A trio of researchers from Washington University in St. Louis and Vanderbilt University has found a low risk for people being tied to photographs on social media sites after having their genomes analyzed by certain institutions. In their paper published in the journal Science Advances, Rajagopal Venkatesaramani, Bradley Malin and Yevgeniy Vorobeychik describe the ways they tested the possibility of tying publicly available genomic data to publicly available photographs.
In the recent past, some in the media have claimed that people who submit DNA samples to sites such as 23andMe are at risk of having their genomic data tied to pictures of them on social media sites. The thinking has been that there is information in DNA that makes people look the way they do. And if that information could be extracted, it could be used to compare what they should look like with publicly available photographs and thereby track them. In this new effort, the researchers sought to find out if such claims are likely.
The work involved using deep learning algorithms to discover what people might look like based on their individual genetic traits They then created a dataset with the details of 126 people’s genomes and corresponding photos of them and used the same deep learning algorithm to try to tie them together.
In looking at their results, the researchers found that their system was unable to make matches in most cases—the larger the dataset, the fewer matches. But they also found that if the photographs were of high quality, the number of matches increased. They also found that the most limiting factor was the ability of algorithms to pick up eye color in publicly available photographs because of their low quality. They suggest that it is very unlikely that a person could be visually identified via their genomic data, at least given current technology.
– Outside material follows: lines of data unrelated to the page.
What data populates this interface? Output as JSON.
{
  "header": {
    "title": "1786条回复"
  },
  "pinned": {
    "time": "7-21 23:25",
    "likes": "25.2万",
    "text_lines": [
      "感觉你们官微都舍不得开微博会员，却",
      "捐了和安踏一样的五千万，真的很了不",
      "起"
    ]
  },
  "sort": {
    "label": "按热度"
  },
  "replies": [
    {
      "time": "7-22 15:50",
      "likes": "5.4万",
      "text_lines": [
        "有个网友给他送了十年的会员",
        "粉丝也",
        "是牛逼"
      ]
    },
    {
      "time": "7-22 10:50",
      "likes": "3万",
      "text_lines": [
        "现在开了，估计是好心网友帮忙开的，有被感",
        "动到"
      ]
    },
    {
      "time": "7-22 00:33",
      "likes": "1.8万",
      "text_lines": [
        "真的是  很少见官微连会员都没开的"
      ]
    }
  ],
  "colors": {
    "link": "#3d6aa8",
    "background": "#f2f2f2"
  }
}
They also found that adding small perturbations into the photographs dramatically reduced the number of matches their system could find, suggesting that it would be a trivial matter to prevent tying genetic data with photographs.
Flickr photo data used to predict people’s locations
Rajagopal Venkatesaramani et al, Re-identification of individuals in genomic datasets using public face images, Science Advances (2021). DOI: 10.1126/sciadv.abg3296
Risk of genome data being tied to photos on social media found to be very small (2021, November 18)
retrieved 19 November 2021
This document is subject to copyright. Apart from any fair dealing for the purpose of private study or research, no
part may be reproduced without the written permission. The content is provided for information purposes only.